Jim Williams: Under pressure
- By Sara Michael
- Jul 14, 2003
Jim Williams is feeling the pressure. As director of the program to develop an automated border control system that could determine the success of the entire Homeland Security Department, Williams has all eyes on him. Although some feel the program is a make-or-break task for the department, he's tackling the challenge head-on.
"It's been thrilling and exhausting," Williams said of his new position as director of the U.S. Visitor and Immigrant Status Indicator Technology (US-VISIT) program. "There is a high degree of interest in this program. There is a lot of work to be done."
Williams assumed the post in May, just about the time DHS Secretary Tom Ridge announced the addition of biometric technology to the already aggressive end-of-the-year deadline for US-VISIT. By December, the system, complete with biometrics such as fingerprints or facial recognition, is slated to be in place at all airports and seaports. Regardless of the system's ultimate impact on the new department, it will plug a gaping hole in U.S. security.
Williams is no stranger to complex projects. As the Internal Revenue Service's former deputy associate commissioner for program management, he led applications projects for the agency's business systems modernization effort.
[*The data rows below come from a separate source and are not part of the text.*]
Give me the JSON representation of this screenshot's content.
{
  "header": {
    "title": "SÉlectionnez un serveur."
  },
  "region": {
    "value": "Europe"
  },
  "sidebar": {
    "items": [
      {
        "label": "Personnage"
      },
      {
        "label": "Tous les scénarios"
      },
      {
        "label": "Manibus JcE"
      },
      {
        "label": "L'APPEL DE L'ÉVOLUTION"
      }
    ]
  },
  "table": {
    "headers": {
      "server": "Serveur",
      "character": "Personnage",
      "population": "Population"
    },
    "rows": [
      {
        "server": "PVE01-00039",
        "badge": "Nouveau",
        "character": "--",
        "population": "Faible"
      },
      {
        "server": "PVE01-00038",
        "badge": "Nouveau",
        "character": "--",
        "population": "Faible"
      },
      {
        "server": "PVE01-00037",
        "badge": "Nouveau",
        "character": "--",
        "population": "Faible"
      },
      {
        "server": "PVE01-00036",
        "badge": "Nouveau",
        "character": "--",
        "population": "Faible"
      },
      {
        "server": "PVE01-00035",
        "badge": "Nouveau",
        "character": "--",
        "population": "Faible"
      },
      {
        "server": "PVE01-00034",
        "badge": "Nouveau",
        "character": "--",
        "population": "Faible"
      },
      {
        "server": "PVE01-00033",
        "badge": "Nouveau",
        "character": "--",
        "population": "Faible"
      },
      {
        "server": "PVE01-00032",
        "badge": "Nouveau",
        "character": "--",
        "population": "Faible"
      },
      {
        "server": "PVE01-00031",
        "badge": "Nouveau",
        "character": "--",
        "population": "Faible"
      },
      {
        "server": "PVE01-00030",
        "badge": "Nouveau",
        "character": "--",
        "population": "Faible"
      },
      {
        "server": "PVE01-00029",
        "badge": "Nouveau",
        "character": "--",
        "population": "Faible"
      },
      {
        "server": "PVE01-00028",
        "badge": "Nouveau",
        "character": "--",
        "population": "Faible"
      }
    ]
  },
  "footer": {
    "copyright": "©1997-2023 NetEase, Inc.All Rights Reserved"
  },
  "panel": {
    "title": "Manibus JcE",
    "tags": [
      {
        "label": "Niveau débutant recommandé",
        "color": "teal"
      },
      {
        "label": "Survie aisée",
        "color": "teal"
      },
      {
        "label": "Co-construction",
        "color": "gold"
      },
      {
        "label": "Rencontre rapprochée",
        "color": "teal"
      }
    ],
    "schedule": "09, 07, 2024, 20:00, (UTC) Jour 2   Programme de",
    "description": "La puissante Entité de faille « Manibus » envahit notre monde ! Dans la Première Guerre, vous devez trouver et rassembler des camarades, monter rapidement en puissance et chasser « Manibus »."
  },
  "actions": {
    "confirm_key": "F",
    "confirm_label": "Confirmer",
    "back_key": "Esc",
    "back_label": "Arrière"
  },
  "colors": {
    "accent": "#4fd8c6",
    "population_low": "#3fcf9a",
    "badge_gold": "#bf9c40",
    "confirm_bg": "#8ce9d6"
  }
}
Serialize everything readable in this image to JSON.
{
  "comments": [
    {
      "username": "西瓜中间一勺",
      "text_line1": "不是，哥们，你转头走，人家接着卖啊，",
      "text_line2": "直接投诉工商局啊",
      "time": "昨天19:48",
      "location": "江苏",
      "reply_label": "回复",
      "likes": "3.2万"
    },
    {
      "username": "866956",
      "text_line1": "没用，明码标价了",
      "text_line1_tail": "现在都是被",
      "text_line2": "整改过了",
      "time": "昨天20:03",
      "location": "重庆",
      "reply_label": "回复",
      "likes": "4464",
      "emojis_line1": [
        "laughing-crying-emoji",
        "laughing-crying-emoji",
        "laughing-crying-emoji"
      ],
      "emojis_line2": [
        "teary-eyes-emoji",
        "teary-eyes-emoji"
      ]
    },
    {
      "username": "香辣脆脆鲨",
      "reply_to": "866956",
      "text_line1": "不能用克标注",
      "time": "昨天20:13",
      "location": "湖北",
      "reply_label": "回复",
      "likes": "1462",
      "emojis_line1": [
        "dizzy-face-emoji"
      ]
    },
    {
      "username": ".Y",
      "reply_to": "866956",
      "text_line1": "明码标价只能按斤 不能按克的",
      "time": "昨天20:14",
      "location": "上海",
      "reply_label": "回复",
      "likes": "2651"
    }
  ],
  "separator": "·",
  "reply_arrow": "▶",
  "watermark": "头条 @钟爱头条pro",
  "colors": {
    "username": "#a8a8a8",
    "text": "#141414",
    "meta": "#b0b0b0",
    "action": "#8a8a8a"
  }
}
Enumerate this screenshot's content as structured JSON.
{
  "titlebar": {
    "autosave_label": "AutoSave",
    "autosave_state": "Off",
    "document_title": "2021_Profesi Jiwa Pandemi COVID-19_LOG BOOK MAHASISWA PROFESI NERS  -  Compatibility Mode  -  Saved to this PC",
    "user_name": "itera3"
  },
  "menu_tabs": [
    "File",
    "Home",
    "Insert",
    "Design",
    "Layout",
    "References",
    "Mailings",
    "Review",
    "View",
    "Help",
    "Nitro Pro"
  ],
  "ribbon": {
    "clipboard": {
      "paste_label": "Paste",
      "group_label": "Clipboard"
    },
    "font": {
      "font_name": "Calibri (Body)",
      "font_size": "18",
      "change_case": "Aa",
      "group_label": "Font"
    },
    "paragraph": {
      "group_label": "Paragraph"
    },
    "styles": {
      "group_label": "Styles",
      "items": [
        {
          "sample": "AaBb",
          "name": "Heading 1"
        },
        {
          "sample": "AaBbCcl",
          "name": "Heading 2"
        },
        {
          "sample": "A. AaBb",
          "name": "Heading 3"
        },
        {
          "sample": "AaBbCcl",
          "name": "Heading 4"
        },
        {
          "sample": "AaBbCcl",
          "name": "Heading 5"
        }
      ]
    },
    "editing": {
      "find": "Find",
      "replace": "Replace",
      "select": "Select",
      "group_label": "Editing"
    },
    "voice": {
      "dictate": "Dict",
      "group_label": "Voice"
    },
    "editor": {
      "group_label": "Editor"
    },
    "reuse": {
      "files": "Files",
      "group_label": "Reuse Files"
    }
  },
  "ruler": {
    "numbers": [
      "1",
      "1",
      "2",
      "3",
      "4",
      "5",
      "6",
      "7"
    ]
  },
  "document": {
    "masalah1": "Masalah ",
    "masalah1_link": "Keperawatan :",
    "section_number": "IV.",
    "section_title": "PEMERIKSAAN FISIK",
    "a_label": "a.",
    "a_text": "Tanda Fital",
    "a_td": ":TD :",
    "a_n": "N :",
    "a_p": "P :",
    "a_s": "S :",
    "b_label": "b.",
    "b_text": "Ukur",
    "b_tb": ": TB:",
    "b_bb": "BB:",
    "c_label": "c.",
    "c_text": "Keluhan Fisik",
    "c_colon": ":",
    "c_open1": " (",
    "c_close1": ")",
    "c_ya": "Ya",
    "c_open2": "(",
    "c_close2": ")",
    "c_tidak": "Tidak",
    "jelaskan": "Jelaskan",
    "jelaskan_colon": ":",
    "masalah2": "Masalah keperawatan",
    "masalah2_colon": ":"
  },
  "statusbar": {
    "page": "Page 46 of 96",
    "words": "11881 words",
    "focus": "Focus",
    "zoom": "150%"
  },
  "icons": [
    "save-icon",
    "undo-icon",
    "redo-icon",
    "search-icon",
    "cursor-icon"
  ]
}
The multibillion-dollar project aimed to update information systems and support electronic filing of tax returns. His experience with the IRS project prompted DHS' undersecretary for border and transportation security, Asa Hutchinson, to invite Williams to join the US-VISIT team.
Much like the undertaking at the IRS, US-VISIT requires Williams to rally various stakeholders, implement new business processes and institute change across many organizations. Once again, he said, he is responsible for convincing people there is a better way to do business.
Managing massive modernization programs is one of the toughest jobs in government, Williams said.
"They are career-risky jobs," he said. "This is something where you always feel like you're behind. There's always work to do. They're tough, but I enjoy the challenge."
Williams spends most of his days dashing between meetings and offices. Although he was given work space at DHS headquarters at Nebraska and Massachusetts avenues in northwest Washington, D.C., alongside his bosses — Hutchinson and Ridge — the rest of the US-VISIT team has set up camp in the immigration bureau's I Street office.
US-VISIT officials are working with Congress to approve an expenditure plan for the project, and have gotten a little behind schedule, Williams said. Once they get the money, they can proceed with implementing a system meant to facilitate legitimate travel while preventing possible terrorists' entry into the country.
Despite the pressures, Williams prefers to concentrate on the progress they are making.
"I try to focus on dealing with problems realistically," he said. "I want to make sure we recognize the positives."
The progress is slowed by what Williams described as a daily frustration: unreliable e-mail. When 22 agencies combined to form DHS in March, the various e-mail systems were merged, but not without a host of glitches. Williams said he often receives e-mail messages days after they were sent or not at all, and he often can't open attached files.
"Frankly, the e-mail system here doesn't work," Williams said. "It's one of the growing pains of DHS."
Although Williams may complain about the e-mail system, his wife doesn't. During his work at the IRS, Williams would be tied to e-mail in the evenings, but this system prevents him from doing much messaging from his home in suburban Washington. However, he still struggles to find enough time to spend with his family.
"That is the hardest part of this job — not having time with my family and friends," Williams said. "Nobody who does a job like this just goes home and says goodbye to the job."
When he is not working, Williams spends his days doing yard work (and had a recent bout of poison ivy to show for it), hiking with his family and reading. "Of course, now I'm reading No. 5," he said, referring to the latest in the Harry Potter series.
Lloyd Anderson, head of process improvement efforts for the IRS' business systems modernization effort, worked with Williams for a few years and credited him with setting a positive tone and being the major push behind the IRS project.
"He's a positive influence," Anderson said. "People want to be part of the project with him. He sets a very good culture for success, and he appreciates hard work."
Despite constantly being in the spotlight, Williams said adjusting to his DHS job has been much smoother than he had expected, for which he credits his team's dedication and support.
"The memories of Sept. 11  are still fresh here," he said. "People understand our job is to protect the homeland and provide customer service. I believe we can meet that challenge."